**TASK TO COMPLETE**: Which lines below include the string "screenshot"? Please show each one.

*** Opening of EXTRACTED MATERIAL ***

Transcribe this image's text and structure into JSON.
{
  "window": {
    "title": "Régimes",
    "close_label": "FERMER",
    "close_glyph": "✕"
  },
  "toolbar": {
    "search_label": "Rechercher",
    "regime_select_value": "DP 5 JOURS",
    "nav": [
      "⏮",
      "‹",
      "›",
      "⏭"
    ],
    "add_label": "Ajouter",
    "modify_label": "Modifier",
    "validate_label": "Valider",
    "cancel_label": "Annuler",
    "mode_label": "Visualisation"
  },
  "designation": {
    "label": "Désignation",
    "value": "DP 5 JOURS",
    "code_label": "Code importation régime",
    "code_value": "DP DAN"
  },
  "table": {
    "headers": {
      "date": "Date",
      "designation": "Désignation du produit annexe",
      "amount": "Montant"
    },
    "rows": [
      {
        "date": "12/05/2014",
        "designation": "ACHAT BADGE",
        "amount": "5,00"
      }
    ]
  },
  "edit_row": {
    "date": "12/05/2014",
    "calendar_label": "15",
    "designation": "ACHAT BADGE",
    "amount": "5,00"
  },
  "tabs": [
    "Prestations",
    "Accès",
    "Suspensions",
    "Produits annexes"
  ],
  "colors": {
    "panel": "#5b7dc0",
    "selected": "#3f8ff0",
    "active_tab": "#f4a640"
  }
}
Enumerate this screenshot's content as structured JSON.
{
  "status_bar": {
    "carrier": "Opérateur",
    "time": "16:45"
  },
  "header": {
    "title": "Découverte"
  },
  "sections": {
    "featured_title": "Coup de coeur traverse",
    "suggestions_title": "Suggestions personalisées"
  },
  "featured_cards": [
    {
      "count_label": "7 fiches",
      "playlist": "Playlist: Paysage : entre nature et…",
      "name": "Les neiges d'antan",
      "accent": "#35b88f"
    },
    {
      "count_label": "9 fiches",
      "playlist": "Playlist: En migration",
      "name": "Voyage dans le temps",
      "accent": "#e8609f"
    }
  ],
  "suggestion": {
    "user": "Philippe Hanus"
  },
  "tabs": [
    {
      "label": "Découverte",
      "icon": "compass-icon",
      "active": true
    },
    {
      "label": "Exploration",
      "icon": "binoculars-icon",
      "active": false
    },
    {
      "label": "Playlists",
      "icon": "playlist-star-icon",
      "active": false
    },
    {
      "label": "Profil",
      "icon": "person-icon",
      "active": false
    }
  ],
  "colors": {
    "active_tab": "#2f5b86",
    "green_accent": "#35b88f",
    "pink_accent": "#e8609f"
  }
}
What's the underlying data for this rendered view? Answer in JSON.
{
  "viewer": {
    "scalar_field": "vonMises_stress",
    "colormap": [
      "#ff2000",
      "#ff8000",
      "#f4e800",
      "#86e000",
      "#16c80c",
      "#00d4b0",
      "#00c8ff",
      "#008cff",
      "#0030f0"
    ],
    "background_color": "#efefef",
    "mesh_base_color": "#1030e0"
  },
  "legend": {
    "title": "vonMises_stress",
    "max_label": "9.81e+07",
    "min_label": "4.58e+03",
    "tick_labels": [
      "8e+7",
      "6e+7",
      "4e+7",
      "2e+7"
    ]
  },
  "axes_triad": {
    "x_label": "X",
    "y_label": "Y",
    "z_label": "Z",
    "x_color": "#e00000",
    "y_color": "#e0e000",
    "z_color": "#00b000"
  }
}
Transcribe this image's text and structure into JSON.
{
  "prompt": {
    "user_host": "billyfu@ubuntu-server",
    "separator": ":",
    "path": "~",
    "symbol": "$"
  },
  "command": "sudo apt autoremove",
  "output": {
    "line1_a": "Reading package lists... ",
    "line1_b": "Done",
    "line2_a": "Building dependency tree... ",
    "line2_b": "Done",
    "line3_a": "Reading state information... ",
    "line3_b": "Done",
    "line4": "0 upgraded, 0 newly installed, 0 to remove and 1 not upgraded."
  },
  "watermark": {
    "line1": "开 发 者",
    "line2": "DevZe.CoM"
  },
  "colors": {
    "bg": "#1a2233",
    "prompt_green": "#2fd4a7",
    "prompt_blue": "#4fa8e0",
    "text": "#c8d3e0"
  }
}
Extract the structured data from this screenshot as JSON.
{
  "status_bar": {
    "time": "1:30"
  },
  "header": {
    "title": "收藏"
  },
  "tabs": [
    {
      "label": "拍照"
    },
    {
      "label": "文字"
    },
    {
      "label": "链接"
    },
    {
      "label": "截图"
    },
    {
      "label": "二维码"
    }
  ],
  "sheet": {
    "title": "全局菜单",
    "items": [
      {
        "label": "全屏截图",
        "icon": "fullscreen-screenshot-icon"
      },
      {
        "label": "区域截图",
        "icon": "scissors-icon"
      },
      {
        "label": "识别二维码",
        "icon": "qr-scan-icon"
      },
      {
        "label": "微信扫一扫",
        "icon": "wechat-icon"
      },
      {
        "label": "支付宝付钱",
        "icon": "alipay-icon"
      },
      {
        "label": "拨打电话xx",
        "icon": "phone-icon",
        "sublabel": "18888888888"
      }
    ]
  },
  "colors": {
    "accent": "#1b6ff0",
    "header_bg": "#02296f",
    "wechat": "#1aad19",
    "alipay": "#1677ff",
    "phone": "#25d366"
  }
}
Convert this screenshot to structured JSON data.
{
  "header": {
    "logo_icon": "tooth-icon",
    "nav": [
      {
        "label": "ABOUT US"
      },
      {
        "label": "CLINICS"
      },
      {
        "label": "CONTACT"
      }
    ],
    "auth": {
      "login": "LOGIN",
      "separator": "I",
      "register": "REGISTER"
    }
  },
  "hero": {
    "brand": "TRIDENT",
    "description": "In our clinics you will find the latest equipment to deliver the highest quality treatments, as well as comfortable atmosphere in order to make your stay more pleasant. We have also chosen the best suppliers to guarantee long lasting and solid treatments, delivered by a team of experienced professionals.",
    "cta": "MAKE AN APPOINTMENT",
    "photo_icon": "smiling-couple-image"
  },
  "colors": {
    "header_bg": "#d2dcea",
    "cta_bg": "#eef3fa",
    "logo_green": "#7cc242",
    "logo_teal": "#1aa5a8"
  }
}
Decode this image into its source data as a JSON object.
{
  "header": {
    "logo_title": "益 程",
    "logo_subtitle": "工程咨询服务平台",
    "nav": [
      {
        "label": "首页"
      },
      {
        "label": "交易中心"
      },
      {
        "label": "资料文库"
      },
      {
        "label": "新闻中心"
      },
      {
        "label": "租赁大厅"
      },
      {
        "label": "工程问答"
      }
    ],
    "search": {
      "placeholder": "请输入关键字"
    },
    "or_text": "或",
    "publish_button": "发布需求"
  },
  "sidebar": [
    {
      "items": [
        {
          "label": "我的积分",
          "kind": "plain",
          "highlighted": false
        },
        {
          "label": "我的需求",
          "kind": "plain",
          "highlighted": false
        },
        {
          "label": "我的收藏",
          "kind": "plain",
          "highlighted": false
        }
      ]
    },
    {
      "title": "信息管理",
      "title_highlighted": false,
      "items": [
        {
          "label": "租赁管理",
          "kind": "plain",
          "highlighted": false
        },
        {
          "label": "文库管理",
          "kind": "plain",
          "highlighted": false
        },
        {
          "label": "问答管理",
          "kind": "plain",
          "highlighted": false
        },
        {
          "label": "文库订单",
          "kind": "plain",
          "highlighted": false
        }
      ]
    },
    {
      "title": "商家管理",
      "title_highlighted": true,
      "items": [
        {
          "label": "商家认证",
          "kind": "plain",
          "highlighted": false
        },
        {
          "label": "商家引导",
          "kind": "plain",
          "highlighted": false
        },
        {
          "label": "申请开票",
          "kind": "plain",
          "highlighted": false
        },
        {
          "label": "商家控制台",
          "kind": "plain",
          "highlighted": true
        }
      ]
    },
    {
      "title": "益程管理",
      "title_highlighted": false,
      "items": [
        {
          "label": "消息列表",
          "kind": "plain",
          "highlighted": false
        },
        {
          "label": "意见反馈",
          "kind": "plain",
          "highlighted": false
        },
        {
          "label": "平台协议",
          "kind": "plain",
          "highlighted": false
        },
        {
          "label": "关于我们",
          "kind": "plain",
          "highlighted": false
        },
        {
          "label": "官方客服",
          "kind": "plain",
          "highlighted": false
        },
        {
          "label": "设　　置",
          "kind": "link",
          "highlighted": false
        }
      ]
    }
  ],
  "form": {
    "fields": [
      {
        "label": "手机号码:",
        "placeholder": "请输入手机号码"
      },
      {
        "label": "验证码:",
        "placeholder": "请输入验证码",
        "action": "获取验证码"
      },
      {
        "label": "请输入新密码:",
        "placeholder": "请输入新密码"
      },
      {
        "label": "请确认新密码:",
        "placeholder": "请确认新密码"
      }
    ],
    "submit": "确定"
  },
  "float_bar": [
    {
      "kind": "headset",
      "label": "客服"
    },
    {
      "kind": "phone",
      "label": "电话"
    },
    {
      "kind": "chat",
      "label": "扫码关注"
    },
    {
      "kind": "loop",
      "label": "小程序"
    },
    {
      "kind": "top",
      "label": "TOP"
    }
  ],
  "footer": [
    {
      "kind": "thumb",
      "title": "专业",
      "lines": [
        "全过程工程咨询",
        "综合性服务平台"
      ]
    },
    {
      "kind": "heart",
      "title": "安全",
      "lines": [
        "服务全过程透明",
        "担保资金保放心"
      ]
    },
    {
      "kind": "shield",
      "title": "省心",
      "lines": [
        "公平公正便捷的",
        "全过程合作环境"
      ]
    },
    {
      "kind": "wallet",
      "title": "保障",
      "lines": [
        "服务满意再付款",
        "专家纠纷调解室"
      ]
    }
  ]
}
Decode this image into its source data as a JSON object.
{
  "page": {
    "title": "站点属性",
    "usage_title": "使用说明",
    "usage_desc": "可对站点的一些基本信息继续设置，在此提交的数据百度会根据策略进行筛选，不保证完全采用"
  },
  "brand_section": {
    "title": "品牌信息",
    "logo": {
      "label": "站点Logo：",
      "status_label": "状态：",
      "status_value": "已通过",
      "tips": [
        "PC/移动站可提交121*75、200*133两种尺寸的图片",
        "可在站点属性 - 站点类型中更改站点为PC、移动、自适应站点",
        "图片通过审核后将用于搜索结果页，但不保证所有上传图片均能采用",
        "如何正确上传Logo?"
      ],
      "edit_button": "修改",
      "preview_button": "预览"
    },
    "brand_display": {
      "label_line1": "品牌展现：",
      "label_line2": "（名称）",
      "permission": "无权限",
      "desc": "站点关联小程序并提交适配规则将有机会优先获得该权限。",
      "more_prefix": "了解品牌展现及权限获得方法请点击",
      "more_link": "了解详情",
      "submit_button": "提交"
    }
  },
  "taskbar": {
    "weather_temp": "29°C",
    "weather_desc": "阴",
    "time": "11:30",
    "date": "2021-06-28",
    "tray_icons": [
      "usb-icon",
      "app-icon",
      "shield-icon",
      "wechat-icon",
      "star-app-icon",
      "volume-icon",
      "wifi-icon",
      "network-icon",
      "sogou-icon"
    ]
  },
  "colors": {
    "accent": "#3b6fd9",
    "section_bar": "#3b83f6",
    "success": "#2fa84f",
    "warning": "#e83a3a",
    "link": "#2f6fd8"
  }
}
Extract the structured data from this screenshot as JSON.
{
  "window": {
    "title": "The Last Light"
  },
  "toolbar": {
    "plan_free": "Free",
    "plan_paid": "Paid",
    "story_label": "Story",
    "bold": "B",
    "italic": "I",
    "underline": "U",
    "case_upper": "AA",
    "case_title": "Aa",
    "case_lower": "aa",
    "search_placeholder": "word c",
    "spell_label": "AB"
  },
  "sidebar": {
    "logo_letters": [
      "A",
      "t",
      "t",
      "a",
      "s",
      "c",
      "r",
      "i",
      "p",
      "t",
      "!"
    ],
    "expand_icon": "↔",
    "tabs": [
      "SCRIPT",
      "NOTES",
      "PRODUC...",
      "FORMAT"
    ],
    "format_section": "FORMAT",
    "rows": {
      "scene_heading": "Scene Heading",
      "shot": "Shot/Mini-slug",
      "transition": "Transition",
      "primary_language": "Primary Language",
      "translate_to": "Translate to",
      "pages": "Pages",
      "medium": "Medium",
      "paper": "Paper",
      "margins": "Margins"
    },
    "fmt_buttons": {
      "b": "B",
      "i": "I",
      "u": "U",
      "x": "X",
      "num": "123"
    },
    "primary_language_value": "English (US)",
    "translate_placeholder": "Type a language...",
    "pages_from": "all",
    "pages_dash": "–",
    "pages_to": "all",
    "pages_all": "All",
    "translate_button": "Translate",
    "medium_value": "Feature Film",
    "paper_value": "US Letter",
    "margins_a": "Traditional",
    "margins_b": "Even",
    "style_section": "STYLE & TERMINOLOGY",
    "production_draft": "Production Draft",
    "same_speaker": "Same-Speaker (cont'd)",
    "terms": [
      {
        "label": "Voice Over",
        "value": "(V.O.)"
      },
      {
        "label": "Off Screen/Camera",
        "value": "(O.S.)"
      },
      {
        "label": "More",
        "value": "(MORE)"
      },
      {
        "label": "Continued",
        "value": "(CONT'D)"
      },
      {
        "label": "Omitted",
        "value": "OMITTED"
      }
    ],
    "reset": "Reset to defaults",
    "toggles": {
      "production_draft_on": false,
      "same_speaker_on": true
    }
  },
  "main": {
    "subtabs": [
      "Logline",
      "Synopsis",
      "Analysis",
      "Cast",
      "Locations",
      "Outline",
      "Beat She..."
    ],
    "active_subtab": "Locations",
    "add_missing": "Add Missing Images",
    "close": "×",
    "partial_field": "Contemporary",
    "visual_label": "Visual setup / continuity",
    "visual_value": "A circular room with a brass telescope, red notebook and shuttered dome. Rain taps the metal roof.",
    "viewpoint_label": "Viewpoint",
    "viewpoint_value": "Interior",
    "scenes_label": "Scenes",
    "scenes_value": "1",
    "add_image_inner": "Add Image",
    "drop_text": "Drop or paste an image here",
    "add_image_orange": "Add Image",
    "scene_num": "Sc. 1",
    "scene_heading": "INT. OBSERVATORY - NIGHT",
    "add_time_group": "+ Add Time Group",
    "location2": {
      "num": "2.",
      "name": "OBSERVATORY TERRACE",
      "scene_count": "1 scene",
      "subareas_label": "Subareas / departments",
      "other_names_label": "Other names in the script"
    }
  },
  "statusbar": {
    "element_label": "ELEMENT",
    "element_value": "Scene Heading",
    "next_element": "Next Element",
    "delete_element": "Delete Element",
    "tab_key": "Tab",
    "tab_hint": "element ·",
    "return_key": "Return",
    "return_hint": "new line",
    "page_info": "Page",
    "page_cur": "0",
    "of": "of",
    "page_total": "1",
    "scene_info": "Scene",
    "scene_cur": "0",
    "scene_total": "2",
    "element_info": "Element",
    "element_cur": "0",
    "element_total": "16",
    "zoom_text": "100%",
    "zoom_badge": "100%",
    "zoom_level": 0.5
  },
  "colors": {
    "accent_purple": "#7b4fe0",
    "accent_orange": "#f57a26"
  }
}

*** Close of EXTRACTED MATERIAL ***

**TASK SOLUTION**:
Enumerate this screenshot's content as structured JSON.
Extract the structured data from this screenshot as JSON.
        "icon": "fullscreen-screenshot-icon"
Convert this screenshot to structured JSON data.
Extract the structured data from this screenshot as JSON.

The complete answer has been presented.